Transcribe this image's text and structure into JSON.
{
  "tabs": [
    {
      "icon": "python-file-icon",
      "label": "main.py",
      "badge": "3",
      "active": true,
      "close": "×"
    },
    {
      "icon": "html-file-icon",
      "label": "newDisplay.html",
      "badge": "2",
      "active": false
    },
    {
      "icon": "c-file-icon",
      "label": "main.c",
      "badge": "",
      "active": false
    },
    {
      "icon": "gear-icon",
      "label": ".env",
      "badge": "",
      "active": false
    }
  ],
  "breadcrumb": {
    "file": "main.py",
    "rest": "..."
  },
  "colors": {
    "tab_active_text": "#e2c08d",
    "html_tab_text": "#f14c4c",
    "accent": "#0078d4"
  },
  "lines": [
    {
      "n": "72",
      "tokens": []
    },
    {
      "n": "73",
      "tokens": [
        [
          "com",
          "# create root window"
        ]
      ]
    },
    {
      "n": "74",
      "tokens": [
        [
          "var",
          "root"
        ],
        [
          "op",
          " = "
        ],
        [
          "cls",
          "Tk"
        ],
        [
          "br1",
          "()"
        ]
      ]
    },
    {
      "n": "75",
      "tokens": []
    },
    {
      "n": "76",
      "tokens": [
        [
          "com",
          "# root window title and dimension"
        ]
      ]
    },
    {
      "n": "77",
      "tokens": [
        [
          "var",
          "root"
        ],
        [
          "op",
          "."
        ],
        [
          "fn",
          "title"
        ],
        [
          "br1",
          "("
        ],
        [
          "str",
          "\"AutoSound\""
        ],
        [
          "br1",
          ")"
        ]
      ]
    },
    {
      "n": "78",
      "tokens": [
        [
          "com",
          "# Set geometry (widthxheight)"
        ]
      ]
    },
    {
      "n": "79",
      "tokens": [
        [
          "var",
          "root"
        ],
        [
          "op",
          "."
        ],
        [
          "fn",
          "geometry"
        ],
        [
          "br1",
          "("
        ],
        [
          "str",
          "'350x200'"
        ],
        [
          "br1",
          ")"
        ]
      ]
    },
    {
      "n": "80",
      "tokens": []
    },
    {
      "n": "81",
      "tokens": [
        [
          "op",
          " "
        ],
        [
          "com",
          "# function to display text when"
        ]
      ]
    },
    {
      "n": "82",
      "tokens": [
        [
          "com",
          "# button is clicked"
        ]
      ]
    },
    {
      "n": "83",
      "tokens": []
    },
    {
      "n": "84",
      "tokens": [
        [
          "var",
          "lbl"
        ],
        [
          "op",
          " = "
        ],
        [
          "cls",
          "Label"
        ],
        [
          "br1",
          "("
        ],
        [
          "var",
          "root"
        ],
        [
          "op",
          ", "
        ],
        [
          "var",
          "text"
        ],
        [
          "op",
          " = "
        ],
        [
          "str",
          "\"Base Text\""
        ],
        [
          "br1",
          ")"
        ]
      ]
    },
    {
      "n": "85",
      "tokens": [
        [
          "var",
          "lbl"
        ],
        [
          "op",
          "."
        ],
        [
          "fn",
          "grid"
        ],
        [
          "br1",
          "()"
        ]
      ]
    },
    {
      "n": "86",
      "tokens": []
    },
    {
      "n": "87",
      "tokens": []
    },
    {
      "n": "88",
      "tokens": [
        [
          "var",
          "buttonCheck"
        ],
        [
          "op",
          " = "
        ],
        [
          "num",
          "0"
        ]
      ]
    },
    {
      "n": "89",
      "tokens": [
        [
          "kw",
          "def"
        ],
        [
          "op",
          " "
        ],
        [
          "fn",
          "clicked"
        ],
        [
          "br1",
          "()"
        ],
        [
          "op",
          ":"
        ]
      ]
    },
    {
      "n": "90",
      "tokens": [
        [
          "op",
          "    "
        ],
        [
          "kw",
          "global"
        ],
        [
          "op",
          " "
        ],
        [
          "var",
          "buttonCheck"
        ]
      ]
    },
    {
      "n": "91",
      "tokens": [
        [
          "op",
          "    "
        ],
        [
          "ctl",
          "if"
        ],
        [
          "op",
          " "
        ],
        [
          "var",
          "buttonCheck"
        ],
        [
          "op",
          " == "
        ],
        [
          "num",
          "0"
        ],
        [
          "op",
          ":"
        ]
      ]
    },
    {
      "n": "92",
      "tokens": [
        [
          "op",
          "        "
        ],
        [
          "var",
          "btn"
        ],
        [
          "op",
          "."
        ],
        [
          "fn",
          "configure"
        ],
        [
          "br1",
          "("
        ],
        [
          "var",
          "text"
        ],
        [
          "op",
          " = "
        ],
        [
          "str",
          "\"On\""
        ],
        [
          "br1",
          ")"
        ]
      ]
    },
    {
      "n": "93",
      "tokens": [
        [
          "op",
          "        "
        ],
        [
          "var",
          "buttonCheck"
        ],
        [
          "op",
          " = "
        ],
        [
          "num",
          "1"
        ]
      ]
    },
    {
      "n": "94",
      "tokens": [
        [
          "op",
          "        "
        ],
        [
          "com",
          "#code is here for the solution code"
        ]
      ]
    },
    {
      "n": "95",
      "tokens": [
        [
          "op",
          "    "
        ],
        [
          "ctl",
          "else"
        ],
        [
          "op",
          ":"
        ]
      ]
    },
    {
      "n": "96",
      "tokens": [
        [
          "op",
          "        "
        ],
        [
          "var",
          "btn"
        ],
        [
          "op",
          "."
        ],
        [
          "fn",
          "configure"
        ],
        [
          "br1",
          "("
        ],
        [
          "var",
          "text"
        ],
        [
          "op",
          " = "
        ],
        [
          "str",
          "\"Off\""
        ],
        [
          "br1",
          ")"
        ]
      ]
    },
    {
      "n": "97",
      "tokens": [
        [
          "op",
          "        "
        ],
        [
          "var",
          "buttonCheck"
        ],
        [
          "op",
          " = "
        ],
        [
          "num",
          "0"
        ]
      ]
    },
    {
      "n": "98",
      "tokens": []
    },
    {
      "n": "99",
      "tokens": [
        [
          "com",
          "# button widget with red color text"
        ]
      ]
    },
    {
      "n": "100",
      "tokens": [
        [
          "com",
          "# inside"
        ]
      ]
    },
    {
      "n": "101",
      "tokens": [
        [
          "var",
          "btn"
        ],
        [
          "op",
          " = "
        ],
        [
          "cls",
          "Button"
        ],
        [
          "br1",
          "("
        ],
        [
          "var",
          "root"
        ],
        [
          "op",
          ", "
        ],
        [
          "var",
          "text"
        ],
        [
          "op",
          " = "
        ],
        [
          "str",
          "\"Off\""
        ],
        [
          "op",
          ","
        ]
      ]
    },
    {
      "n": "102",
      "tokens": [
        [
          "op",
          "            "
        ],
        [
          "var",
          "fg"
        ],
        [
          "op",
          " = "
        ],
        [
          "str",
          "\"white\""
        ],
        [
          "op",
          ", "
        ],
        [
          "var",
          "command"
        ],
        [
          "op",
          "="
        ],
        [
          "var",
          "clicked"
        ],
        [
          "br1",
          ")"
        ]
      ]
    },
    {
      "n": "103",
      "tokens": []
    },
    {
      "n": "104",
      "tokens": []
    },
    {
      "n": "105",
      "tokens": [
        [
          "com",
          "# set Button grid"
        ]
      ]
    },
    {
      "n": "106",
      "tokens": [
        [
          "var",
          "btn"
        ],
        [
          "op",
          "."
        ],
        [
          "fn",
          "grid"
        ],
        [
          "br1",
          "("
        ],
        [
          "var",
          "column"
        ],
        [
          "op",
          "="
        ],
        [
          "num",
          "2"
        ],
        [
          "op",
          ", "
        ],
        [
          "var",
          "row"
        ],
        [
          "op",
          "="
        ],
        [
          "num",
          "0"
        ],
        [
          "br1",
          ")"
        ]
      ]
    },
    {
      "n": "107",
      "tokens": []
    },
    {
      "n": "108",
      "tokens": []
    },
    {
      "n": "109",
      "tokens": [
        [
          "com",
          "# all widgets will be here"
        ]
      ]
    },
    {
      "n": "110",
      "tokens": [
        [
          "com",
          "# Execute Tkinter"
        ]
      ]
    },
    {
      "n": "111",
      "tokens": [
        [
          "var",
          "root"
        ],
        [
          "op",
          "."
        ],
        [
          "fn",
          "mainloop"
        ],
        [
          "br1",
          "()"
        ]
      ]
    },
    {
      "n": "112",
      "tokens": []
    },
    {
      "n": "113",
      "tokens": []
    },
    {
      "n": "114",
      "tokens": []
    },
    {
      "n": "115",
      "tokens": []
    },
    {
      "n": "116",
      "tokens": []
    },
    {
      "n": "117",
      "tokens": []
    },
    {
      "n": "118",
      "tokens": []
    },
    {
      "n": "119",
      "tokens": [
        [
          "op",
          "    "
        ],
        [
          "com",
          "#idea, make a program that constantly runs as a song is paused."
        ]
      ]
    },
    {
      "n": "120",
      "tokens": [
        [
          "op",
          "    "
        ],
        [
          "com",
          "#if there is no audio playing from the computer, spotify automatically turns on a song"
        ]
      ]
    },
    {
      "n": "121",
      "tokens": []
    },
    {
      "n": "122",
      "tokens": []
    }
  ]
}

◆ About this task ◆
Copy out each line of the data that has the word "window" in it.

◆ Written solution ◆
          "# create root window"
          "# root window title and dimension"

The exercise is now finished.